The problem:
How many lines in the material below include the word "LEKCJA"? Give only the number.

Data for processing:

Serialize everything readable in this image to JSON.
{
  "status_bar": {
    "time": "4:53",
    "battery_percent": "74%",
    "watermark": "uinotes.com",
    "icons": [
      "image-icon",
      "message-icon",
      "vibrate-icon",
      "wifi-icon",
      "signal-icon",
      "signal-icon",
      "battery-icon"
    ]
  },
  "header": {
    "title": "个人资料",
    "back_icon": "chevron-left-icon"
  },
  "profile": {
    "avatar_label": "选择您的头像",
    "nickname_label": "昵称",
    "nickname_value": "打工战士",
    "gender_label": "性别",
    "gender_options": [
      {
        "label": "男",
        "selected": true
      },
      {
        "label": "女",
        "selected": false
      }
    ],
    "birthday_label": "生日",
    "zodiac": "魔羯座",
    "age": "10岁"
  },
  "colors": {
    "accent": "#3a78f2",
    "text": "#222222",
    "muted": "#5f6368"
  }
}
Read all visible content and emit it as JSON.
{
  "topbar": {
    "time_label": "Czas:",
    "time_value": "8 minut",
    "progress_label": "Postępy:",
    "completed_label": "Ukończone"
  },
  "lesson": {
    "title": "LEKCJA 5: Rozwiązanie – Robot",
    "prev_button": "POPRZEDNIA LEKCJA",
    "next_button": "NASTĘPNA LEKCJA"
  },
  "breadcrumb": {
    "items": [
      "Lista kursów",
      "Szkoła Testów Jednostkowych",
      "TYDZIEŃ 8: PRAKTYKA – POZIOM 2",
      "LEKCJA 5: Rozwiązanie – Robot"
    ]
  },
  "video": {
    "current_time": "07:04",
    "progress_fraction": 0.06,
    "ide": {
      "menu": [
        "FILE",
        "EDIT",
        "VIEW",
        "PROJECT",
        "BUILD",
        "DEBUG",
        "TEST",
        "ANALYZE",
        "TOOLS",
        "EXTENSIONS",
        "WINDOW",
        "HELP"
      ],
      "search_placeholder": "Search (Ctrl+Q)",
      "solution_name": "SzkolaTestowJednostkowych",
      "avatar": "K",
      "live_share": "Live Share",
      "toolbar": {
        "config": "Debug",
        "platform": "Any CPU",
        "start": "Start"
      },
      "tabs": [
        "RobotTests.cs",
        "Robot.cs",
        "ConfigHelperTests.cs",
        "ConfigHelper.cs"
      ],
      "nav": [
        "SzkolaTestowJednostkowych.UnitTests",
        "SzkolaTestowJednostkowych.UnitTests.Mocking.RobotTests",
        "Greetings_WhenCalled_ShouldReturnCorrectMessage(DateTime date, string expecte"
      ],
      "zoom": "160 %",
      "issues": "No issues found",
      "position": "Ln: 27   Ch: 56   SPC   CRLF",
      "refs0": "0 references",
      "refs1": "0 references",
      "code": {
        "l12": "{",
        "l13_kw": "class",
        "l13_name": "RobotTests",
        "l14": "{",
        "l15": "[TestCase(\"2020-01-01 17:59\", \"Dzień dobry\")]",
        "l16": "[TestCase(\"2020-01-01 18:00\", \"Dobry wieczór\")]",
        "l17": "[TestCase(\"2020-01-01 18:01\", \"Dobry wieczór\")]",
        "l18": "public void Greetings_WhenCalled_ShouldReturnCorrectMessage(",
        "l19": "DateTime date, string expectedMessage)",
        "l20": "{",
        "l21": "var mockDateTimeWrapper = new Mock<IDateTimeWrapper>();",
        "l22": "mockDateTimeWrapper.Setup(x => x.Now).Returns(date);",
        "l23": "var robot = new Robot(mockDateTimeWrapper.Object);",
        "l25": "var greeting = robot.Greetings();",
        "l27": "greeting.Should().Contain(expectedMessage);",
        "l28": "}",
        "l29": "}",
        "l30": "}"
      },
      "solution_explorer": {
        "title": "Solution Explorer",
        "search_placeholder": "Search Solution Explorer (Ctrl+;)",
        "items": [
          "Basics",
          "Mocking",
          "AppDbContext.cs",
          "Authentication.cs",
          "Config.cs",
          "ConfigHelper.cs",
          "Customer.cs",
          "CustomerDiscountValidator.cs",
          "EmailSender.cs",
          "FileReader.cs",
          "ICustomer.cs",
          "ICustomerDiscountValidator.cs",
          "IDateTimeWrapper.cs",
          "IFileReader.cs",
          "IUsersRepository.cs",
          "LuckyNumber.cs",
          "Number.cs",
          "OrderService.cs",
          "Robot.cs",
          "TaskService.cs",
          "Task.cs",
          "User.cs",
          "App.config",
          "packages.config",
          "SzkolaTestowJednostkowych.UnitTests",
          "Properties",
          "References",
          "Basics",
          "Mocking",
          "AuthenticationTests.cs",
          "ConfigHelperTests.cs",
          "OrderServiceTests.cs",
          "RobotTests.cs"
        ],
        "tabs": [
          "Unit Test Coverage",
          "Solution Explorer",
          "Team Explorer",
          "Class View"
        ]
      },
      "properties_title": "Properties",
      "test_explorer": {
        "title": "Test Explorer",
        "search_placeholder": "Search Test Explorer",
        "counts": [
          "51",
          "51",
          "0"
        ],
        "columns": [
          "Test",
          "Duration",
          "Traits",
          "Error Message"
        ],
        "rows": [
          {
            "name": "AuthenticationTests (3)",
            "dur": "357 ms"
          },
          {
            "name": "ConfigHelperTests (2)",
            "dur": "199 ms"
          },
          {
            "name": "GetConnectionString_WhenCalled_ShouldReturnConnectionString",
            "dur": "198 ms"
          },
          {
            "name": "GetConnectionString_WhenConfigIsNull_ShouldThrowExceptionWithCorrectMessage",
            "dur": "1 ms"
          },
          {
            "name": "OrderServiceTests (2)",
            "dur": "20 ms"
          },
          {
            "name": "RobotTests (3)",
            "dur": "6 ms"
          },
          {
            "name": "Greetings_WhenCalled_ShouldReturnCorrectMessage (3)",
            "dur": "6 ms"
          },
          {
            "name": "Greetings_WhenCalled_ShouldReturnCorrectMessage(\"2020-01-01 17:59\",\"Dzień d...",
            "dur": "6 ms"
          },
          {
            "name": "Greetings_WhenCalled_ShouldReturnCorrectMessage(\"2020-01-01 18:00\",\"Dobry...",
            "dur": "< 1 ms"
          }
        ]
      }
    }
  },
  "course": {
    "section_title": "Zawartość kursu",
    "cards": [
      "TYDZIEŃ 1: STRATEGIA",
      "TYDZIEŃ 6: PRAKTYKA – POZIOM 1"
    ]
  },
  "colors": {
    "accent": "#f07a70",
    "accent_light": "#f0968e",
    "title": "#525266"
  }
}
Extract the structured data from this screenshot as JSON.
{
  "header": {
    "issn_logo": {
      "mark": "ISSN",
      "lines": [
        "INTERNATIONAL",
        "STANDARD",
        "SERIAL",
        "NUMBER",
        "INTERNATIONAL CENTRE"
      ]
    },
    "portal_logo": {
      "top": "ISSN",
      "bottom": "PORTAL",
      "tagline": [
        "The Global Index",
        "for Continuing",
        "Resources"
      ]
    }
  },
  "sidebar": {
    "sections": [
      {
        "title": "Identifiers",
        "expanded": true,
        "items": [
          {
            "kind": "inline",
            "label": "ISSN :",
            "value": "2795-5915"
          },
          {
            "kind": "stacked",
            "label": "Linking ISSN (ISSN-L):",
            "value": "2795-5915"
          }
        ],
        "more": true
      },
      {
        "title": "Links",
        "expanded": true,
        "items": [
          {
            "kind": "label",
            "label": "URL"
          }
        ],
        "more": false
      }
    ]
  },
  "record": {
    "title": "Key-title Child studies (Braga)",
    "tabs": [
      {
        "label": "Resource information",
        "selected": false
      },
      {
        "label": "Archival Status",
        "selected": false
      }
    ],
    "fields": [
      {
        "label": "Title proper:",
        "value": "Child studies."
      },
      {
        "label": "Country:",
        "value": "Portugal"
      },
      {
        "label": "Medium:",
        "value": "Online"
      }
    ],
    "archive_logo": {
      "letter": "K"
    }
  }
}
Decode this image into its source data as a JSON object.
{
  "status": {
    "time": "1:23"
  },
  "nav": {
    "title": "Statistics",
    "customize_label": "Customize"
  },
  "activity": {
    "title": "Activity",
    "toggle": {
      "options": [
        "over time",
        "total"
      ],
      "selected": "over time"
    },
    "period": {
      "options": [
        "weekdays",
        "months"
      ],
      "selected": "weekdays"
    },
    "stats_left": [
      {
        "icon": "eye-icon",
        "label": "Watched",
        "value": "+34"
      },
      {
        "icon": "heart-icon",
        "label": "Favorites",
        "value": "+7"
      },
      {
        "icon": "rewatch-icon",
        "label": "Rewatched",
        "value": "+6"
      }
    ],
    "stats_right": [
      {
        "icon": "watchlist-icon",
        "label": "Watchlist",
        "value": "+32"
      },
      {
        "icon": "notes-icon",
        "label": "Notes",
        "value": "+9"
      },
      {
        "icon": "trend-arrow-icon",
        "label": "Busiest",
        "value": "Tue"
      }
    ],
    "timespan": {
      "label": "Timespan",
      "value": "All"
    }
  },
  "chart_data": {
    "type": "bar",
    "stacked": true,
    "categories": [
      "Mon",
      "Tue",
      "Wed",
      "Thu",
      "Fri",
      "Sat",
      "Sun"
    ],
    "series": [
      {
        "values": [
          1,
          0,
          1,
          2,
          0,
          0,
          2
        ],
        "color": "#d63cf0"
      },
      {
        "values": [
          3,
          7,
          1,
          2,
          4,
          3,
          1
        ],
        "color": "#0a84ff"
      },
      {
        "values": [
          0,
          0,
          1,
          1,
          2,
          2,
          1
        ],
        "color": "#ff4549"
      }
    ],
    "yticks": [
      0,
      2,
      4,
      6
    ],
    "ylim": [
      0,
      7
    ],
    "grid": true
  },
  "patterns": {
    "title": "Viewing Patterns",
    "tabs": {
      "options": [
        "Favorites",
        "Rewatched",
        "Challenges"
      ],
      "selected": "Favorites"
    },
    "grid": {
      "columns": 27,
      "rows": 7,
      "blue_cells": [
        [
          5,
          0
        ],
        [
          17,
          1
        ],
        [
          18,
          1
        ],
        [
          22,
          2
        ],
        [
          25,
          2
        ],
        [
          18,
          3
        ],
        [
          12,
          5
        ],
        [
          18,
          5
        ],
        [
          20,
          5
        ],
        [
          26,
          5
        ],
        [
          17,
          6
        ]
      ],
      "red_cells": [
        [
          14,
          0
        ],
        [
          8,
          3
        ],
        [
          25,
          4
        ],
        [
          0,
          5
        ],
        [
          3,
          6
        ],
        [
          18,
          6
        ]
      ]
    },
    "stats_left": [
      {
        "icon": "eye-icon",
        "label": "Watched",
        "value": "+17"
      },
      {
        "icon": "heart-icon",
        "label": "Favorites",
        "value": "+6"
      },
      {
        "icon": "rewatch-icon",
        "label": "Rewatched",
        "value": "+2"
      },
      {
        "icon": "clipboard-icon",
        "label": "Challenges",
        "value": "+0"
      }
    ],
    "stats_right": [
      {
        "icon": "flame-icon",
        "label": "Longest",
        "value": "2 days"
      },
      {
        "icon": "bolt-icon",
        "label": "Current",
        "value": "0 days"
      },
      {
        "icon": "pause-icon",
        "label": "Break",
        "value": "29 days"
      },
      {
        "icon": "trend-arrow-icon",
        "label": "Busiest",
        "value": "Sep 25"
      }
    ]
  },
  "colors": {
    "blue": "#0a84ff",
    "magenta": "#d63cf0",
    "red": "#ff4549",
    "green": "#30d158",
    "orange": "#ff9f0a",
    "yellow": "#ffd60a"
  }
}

Written solution:
4